The Chiefs had a great fan base. By the end of 2012, the stadium was one-third full. Many luxury suites went unsold. Reid is no salesman, so he will have to sell winning.
Chiefs Hall of Fame quarterback Len Dawson, who arrived when the team moved from Dallas 50 years ago and never left, pointed out that Reid is the 13th Chiefs coach. Only three left with winning records.
Now, it is Reid's turn. It is unclear exactly who is in charge of what in Kansas City.
When asked about the Eagles' chain of command and asked whether it would have helped to have only one voice in decision-making, Reid laughed and said: "This is how it works; this is what's important is that everybody's pulling in the same direction. It's really not one guy making the decision. When it's working right, it's a joint effort to make the decision. It's not one guy sitting in there with a hammer making decisions. When that gets out of whack, it goes downhill real fast . . .
"That's the important thing. That's where change can be a good thing. The Philadelphia Eagles are going to do that. They're all going to work together, pulling in the same direction and good things will happen for them."
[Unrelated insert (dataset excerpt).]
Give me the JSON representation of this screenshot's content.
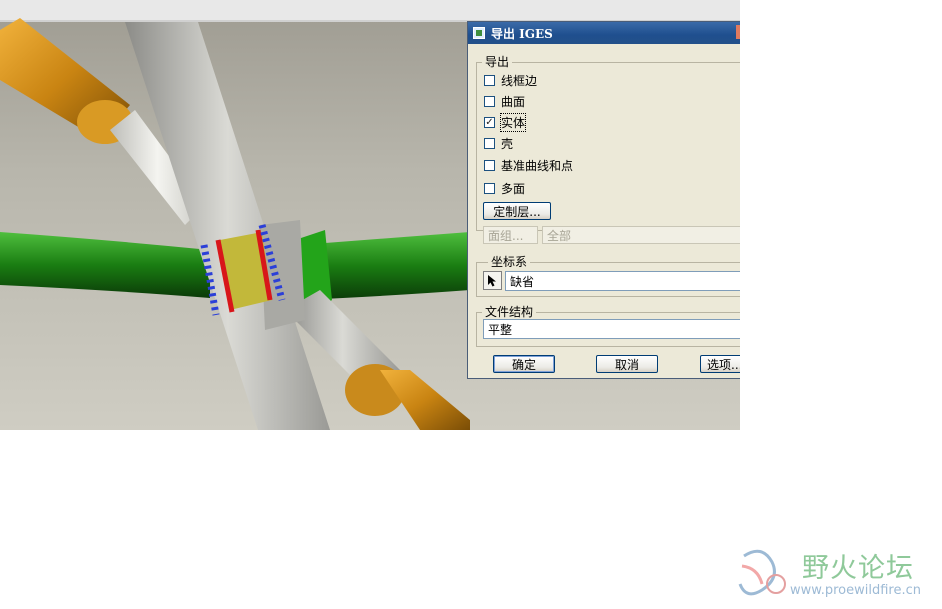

When it was suggested he was being diplomatic to the end, Reid smiled, winked and went off to the next set of questions, as we were all left to consider those magic words again - plausible deniability.